▸ EXERCISE GOAL:
Every line in the listing should be set down again verbatim.

▸ ENTRIES SHOWN:
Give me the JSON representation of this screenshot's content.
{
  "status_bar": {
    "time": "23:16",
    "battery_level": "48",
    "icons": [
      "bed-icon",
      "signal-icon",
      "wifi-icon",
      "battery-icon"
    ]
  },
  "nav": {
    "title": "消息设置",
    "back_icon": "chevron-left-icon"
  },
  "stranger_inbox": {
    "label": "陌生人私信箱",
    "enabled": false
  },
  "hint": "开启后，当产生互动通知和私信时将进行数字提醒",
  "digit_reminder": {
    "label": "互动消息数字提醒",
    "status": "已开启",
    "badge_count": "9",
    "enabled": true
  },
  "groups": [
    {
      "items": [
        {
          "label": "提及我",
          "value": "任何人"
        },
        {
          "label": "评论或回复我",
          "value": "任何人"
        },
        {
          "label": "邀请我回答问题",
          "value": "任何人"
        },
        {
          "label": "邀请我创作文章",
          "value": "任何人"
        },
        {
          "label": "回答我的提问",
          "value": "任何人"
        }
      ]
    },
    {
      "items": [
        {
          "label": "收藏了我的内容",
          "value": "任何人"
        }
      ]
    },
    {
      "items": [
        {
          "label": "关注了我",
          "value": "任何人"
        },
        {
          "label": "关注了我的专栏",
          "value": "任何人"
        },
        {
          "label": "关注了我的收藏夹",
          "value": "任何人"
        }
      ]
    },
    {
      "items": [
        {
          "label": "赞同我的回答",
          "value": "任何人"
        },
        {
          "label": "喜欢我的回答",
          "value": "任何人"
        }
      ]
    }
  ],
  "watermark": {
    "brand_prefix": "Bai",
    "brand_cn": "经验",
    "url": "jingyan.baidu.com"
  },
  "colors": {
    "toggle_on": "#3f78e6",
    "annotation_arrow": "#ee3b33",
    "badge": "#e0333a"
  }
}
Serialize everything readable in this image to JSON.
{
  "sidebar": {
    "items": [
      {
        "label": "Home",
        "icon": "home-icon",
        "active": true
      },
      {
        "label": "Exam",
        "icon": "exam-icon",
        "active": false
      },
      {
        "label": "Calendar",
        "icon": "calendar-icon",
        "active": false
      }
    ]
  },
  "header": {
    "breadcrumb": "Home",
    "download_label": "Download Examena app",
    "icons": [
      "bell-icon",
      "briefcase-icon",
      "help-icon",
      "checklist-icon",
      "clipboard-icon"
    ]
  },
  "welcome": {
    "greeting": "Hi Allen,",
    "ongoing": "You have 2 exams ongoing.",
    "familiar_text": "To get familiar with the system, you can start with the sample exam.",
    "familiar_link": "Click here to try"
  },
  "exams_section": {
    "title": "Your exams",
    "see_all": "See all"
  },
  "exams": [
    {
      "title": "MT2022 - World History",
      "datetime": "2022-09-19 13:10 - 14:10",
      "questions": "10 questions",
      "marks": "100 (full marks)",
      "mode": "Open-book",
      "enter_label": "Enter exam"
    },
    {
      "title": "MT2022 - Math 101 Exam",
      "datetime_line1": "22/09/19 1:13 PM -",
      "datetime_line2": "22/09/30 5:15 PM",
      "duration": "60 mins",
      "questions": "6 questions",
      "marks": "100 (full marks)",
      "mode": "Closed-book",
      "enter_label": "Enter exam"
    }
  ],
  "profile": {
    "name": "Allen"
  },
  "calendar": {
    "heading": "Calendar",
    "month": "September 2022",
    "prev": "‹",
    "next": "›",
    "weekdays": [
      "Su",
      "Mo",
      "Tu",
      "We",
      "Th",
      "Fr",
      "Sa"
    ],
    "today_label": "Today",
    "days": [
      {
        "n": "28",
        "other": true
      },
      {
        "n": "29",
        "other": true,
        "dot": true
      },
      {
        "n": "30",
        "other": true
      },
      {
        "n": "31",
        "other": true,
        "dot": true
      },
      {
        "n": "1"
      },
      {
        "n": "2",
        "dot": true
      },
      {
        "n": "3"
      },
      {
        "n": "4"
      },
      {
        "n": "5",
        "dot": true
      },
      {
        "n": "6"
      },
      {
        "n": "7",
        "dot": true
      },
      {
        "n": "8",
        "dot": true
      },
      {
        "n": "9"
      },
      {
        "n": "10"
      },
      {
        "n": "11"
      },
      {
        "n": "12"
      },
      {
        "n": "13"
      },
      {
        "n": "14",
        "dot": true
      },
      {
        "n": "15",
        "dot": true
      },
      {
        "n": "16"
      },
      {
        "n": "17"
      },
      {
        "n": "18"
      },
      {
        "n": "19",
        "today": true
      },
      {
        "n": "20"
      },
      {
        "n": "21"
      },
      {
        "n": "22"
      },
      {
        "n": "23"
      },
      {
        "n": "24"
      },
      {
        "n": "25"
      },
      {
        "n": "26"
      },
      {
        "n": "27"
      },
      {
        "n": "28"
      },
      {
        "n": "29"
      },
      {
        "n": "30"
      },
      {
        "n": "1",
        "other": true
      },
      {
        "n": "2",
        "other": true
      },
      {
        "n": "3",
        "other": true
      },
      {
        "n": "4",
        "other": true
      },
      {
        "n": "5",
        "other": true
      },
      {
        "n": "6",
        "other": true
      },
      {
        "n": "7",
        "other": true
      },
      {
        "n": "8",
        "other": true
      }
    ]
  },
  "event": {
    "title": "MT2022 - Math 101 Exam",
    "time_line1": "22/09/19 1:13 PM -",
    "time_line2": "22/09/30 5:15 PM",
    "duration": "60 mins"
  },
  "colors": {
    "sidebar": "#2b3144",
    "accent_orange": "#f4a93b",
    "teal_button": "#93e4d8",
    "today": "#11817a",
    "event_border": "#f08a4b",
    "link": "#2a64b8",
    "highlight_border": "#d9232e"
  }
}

▸ EXPECTED ANSWER:
Give me the JSON representation of this screenshot's content.
{
  "status_bar": {
    "time": "23:16",
    "battery_level": "48",
    "icons": [
      "bed-icon",
      "signal-icon",
      "wifi-icon",
      "battery-icon"
    ]
  },
  "nav": {
    "title": "消息设置",
    "back_icon": "chevron-left-icon"
  },
  "stranger_inbox": {
    "label": "陌生人私信箱",
    "enabled": false
  },
  "hint": "开启后，当产生互动通知和私信时将进行数字提醒",
  "digit_reminder": {
    "label": "互动消息数字提醒",
    "status": "已开启",
    "badge_count": "9",
    "enabled": true
  },
  "groups": [
    {
      "items": [
        {
          "label": "提及我",
          "value": "任何人"
        },
        {
          "label": "评论或回复我",
          "value": "任何人"
        },
        {
          "label": "邀请我回答问题",
          "value": "任何人"
        },
        {
          "label": "邀请我创作文章",
          "value": "任何人"
        },
        {
          "label": "回答我的提问",
          "value": "任何人"
        }
      ]
    },
    {
      "items": [
        {
          "label": "收藏了我的内容",
          "value": "任何人"
        }
      ]
    },
    {
      "items": [
        {
          "label": "关注了我",
          "value": "任何人"
        },
        {
          "label": "关注了我的专栏",
          "value": "任何人"
        },
        {
          "label": "关注了我的收藏夹",
          "value": "任何人"
        }
      ]
    },
    {
      "items": [
        {
          "label": "赞同我的回答",
          "value": "任何人"
        },
        {
          "label": "喜欢我的回答",
          "value": "任何人"
        }
      ]
    }
  ],
  "watermark": {
    "brand_prefix": "Bai",
    "brand_cn": "经验",
    "url": "jingyan.baidu.com"
  },
  "colors": {
    "toggle_on": "#3f78e6",
    "annotation_arrow": "#ee3b33",
    "badge": "#e0333a"
  }
}
Serialize everything readable in this image to JSON.
{
  "sidebar": {
    "items": [
      {
        "label": "Home",
        "icon": "home-icon",
        "active": true
      },
      {
        "label": "Exam",
        "icon": "exam-icon",
        "active": false
      },
      {
        "label": "Calendar",
        "icon": "calendar-icon",
        "active": false
      }
    ]
  },
  "header": {
    "breadcrumb": "Home",
    "download_label": "Download Examena app",
    "icons": [
      "bell-icon",
      "briefcase-icon",
      "help-icon",
      "checklist-icon",
      "clipboard-icon"
    ]
  },
  "welcome": {
    "greeting": "Hi Allen,",
    "ongoing": "You have 2 exams ongoing.",
    "familiar_text": "To get familiar with the system, you can start with the sample exam.",
    "familiar_link": "Click here to try"
  },
  "exams_section": {
    "title": "Your exams",
    "see_all": "See all"
  },
  "exams": [
    {
      "title": "MT2022 - World History",
      "datetime": "2022-09-19 13:10 - 14:10",
      "questions": "10 questions",
      "marks": "100 (full marks)",
      "mode": "Open-book",
      "enter_label": "Enter exam"
    },
    {
      "title": "MT2022 - Math 101 Exam",
      "datetime_line1": "22/09/19 1:13 PM -",
      "datetime_line2": "22/09/30 5:15 PM",
      "duration": "60 mins",
      "questions": "6 questions",
      "marks": "100 (full marks)",
      "mode": "Closed-book",
      "enter_label": "Enter exam"
    }
  ],
  "profile": {
    "name": "Allen"
  },
  "calendar": {
    "heading": "Calendar",
    "month": "September 2022",
    "prev": "‹",
    "next": "›",
    "weekdays": [
      "Su",
      "Mo",
      "Tu",
      "We",
      "Th",
      "Fr",
      "Sa"
    ],
    "today_label": "Today",
    "days": [
      {
        "n": "28",
        "other": true
      },
      {
        "n": "29",
        "other": true,
        "dot": true
      },
      {
        "n": "30",
        "other": true
      },
      {
        "n": "31",
        "other": true,
        "dot": true
      },
      {
        "n": "1"
      },
      {
        "n": "2",
        "dot": true
      },
      {
        "n": "3"
      },
      {
        "n": "4"
      },
      {
        "n": "5",
        "dot": true
      },
      {
        "n": "6"
      },
      {
        "n": "7",
        "dot": true
      },
      {
        "n": "8",
        "dot": true
      },
      {
        "n": "9"
      },
      {
        "n": "10"
      },
      {
        "n": "11"
      },
      {
        "n": "12"
      },
      {
        "n": "13"
      },
      {
        "n": "14",
        "dot": true
      },
      {
        "n": "15",
        "dot": true
      },
      {
        "n": "16"
      },
      {
        "n": "17"
      },
      {
        "n": "18"
      },
      {
        "n": "19",
        "today": true
      },
      {
        "n": "20"
      },
      {
        "n": "21"
      },
      {
        "n": "22"
      },
      {
        "n": "23"
      },
      {
        "n": "24"
      },
      {
        "n": "25"
      },
      {
        "n": "26"
      },
      {
        "n": "27"
      },
      {
        "n": "28"
      },
      {
        "n": "29"
      },
      {
        "n": "30"
      },
      {
        "n": "1",
        "other": true
      },
      {
        "n": "2",
        "other": true
      },
      {
        "n": "3",
        "other": true
      },
      {
        "n": "4",
        "other": true
      },
      {
        "n": "5",
        "other": true
      },
      {
        "n": "6",
        "other": true
      },
      {
        "n": "7",
        "other": true
      },
      {
        "n": "8",
        "other": true
      }
    ]
  },
  "event": {
    "title": "MT2022 - Math 101 Exam",
    "time_line1": "22/09/19 1:13 PM -",
    "time_line2": "22/09/30 5:15 PM",
    "duration": "60 mins"
  },
  "colors": {
    "sidebar": "#2b3144",
    "accent_orange": "#f4a93b",
    "teal_button": "#93e4d8",
    "today": "#11817a",
    "event_border": "#f08a4b",
    "link": "#2a64b8",
    "highlight_border": "#d9232e"
  }
}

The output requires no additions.